Earlier this week, CJ Chivers reported that US troops were exposed to decaying Iraqi chemical weapons on multiple occasions (accompanying video above):
In all, American troops secretly reported finding roughly 5,000 chemical warheads, shells or aviation bombs, according to interviews with dozens of participants, Iraqi and American officials, and heavily redacted intelligence documents obtained under the Freedom of Information Act.
The United States had gone to war declaring it must destroy an active weapons of mass destruction program. Instead, American troops gradually found and ultimately suffered from the remnants of long-abandoned programs, built in close collaboration with the West.
Murtaza Hussain pushes back on Iraq war supporters claiming vindication:
The inconvenient truth is that the U.S. was aware of the existence of such weapons at the Al Muthanna site as far back as 1991. Why? Because Al Muthanna was the site where the UN ordered Saddam Hussein to dispose of his declared chemical munitions in the first place.
Those weapons that could not safely be destroyed were sealed and left to decay on their own, which they did. The site was neither “active” nor “clandestine” – it was a declared munitions dump being used to hold the corroded weapons which Western powers themselves had in most cases helped Saddam procure.
The fact that people thoroughly invested in supporting the war apparently had no idea about this is in many ways emblematic of their complete cluelessness about the country which they helped destroy.
Jessica Schulberg argues along the same lines:
If the post-2003 discovery of a decaying chemical weapons program could serve as proof that the invasion was justified, the Bush White House would have seized the opportunity to proclaim so. By 2005, CIA weapons inspectors concluded in a 92-page report that the WMD investigation had “gone as far as feasible” and found no evidence of an active weapons program. The CIA report included an addendum: “military forces in Iraq may continue to find small numbers of degraded chemical weapons — most likely misplaced or improperly destroyed before the 1991 Gulf War.”
Despite that, Abe Greenwald claims that the NYT report “partially vindicates” Bush. He insists that “Saddam’s old chemical weapons were always cited as a danger in the run-up to the war”:
The 5,000 undeclared chemical weapons constitute one of the administration’s few intelligence victories in Iraq. Why, then, the secrecy? Perhaps because Iraq was a leaderless country swarming with jihadists and roiled by civil war, and advertising the amounts and whereabouts of chemical weapons would have made things much worse.
Kevin Drum, on the other hand, suspects the administration was acting politically:

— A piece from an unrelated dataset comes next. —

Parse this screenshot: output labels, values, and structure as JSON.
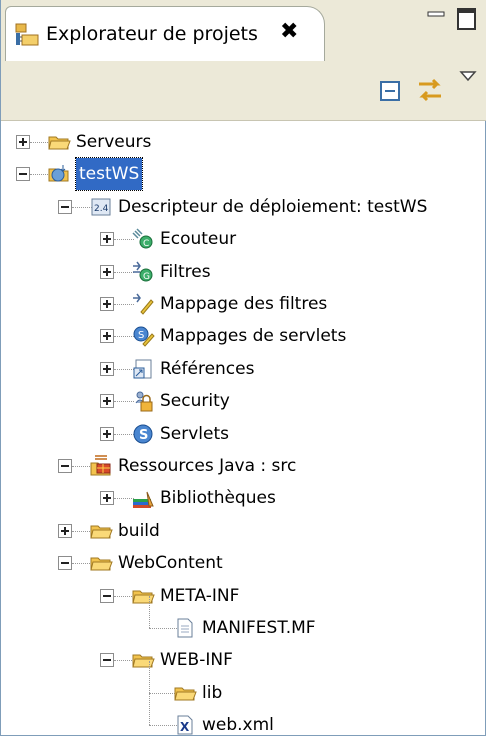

Iraq had no active WMD program, and it was an embarrassment to the Bush administration that all they could find were old, rotting chemical weapons originally manufactured by the West. So they kept it a secret, even from troops in the field and military doctors. But lies beget lies, and American troops are the ones who paid the price. According to Chivers, “The government’s secrecy, victims and participants said, prevented troops in some of the war’s most dangerous jobs from receiving proper medical care and official recognition of their wounds.”
Today, the consequences of our lies continue to haunt us as the rotting carcasses of these weapons are apparently falling into the hands of ISIS.